§ **What to produce**
Exact repetition of the data is the whole task.

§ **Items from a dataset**

* * * * * * * * *

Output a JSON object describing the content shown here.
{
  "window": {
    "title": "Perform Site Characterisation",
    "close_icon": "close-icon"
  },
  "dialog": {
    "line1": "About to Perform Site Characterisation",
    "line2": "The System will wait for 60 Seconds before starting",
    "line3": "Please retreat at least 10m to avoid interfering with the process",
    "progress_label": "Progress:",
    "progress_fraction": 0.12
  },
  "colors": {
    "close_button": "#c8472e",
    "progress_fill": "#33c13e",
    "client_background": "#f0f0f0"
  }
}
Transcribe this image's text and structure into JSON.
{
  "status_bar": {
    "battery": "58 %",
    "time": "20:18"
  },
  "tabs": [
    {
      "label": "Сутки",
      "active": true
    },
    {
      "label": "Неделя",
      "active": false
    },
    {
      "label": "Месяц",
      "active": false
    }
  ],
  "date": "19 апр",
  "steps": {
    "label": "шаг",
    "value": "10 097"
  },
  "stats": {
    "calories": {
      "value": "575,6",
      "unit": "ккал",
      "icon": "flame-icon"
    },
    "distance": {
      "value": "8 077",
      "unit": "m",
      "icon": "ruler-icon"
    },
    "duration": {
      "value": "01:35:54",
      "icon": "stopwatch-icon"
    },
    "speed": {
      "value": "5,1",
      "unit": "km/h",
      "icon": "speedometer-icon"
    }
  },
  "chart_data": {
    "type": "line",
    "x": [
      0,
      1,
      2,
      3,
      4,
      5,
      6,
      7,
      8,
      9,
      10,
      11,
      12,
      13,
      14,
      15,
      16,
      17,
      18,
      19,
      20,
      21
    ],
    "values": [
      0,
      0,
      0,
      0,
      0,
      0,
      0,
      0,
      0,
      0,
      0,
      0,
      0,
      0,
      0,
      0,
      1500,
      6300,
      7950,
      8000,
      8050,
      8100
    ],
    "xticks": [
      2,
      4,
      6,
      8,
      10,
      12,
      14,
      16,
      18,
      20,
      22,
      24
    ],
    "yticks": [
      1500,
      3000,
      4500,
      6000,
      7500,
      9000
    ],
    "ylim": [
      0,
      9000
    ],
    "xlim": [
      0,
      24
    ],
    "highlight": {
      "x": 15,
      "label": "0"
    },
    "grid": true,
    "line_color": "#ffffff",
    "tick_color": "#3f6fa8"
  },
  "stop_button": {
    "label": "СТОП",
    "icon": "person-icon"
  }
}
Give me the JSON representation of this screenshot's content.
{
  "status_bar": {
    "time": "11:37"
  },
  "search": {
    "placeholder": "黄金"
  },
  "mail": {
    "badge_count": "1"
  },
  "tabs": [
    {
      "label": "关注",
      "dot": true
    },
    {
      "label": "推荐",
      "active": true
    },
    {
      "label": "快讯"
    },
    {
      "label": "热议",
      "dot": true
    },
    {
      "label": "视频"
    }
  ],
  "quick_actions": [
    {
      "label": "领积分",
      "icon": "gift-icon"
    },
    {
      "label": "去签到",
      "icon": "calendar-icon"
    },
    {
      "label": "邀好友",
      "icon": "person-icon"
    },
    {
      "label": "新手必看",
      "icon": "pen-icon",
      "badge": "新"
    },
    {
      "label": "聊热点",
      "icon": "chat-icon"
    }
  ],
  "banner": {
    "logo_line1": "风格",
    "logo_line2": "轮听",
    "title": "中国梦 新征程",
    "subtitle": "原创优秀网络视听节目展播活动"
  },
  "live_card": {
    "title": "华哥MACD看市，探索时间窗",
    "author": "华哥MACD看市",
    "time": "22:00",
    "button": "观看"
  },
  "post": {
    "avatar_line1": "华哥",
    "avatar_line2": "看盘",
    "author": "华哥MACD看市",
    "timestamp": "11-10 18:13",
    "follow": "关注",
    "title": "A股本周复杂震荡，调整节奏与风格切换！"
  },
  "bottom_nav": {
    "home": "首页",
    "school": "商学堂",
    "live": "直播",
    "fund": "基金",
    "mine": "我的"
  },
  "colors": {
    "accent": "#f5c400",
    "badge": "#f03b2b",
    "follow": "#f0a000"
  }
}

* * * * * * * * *

§ **Answer to the problem**
Output a JSON object describing the content shown here.
{
  "window": {
    "title": "Perform Site Characterisation",
    "close_icon": "close-icon"
  },
  "dialog": {
    "line1": "About to Perform Site Characterisation",
    "line2": "The System will wait for 60 Seconds before starting",
    "line3": "Please retreat at least 10m to avoid interfering with the process",
    "progress_label": "Progress:",
    "progress_fraction": 0.12
  },
  "colors": {
    "close_button": "#c8472e",
    "progress_fill": "#33c13e",
    "client_background": "#f0f0f0"
  }
}
Transcribe this image's text and structure into JSON.
{
  "status_bar": {
    "battery": "58 %",
    "time": "20:18"
  },
  "tabs": [
    {
      "label": "Сутки",
      "active": true
    },
    {
      "label": "Неделя",
      "active": false
    },
    {
      "label": "Месяц",
      "active": false
    }
  ],
  "date": "19 апр",
  "steps": {
    "label": "шаг",
    "value": "10 097"
  },
  "stats": {
    "calories": {
      "value": "575,6",
      "unit": "ккал",
      "icon": "flame-icon"
    },
    "distance": {
      "value": "8 077",
      "unit": "m",
      "icon": "ruler-icon"
    },
    "duration": {
      "value": "01:35:54",
      "icon": "stopwatch-icon"
    },
    "speed": {
      "value": "5,1",
      "unit": "km/h",
      "icon": "speedometer-icon"
    }
  },
  "chart_data": {
    "type": "line",
    "x": [
      0,
      1,
      2,
      3,
      4,
      5,
      6,
      7,
      8,
      9,
      10,
      11,
      12,
      13,
      14,
      15,
      16,
      17,
      18,
      19,
      20,
      21
    ],
    "values": [
      0,
      0,
      0,
      0,
      0,
      0,
      0,
      0,
      0,
      0,
      0,
      0,
      0,
      0,
      0,
      0,
      1500,
      6300,
      7950,
      8000,
      8050,
      8100
    ],
    "xticks": [
      2,
      4,
      6,
      8,
      10,
      12,
      14,
      16,
      18,
      20,
      22,
      24
    ],
    "yticks": [
      1500,
      3000,
      4500,
      6000,
      7500,
      9000
    ],
    "ylim": [
      0,
      9000
    ],
    "xlim": [
      0,
      24
    ],
    "highlight": {
      "x": 15,
      "label": "0"
    },
    "grid": true,
    "line_color": "#ffffff",
    "tick_color": "#3f6fa8"
  },
  "stop_button": {
    "label": "СТОП",
    "icon": "person-icon"
  }
}
Give me the JSON representation of this screenshot's content.
{
  "status_bar": {
    "time": "11:37"
  },
  "search": {
    "placeholder": "黄金"
  },
  "mail": {
    "badge_count": "1"
  },
  "tabs": [
    {
      "label": "关注",
      "dot": true
    },
    {
      "label": "推荐",
      "active": true
    },
    {
      "label": "快讯"
    },
    {
      "label": "热议",
      "dot": true
    },
    {
      "label": "视频"
    }
  ],
  "quick_actions": [
    {
      "label": "领积分",
      "icon": "gift-icon"
    },
    {
      "label": "去签到",
      "icon": "calendar-icon"
    },
    {
      "label": "邀好友",
      "icon": "person-icon"
    },
    {
      "label": "新手必看",
      "icon": "pen-icon",
      "badge": "新"
    },
    {
      "label": "聊热点",
      "icon": "chat-icon"
    }
  ],
  "banner": {
    "logo_line1": "风格",
    "logo_line2": "轮听",
    "title": "中国梦 新征程",
    "subtitle": "原创优秀网络视听节目展播活动"
  },
  "live_card": {
    "title": "华哥MACD看市，探索时间窗",
    "author": "华哥MACD看市",
    "time": "22:00",
    "button": "观看"
  },
  "post": {
    "avatar_line1": "华哥",
    "avatar_line2": "看盘",
    "author": "华哥MACD看市",
    "timestamp": "11-10 18:13",
    "follow": "关注",
    "title": "A股本周复杂震荡，调整节奏与风格切换！"
  },
  "bottom_nav": {
    "home": "首页",
    "school": "商学堂",
    "live": "直播",
    "fund": "基金",
    "mine": "我的"
  },
  "colors": {
    "accent": "#f5c400",
    "badge": "#f03b2b",
    "follow": "#f0a000"
  }
}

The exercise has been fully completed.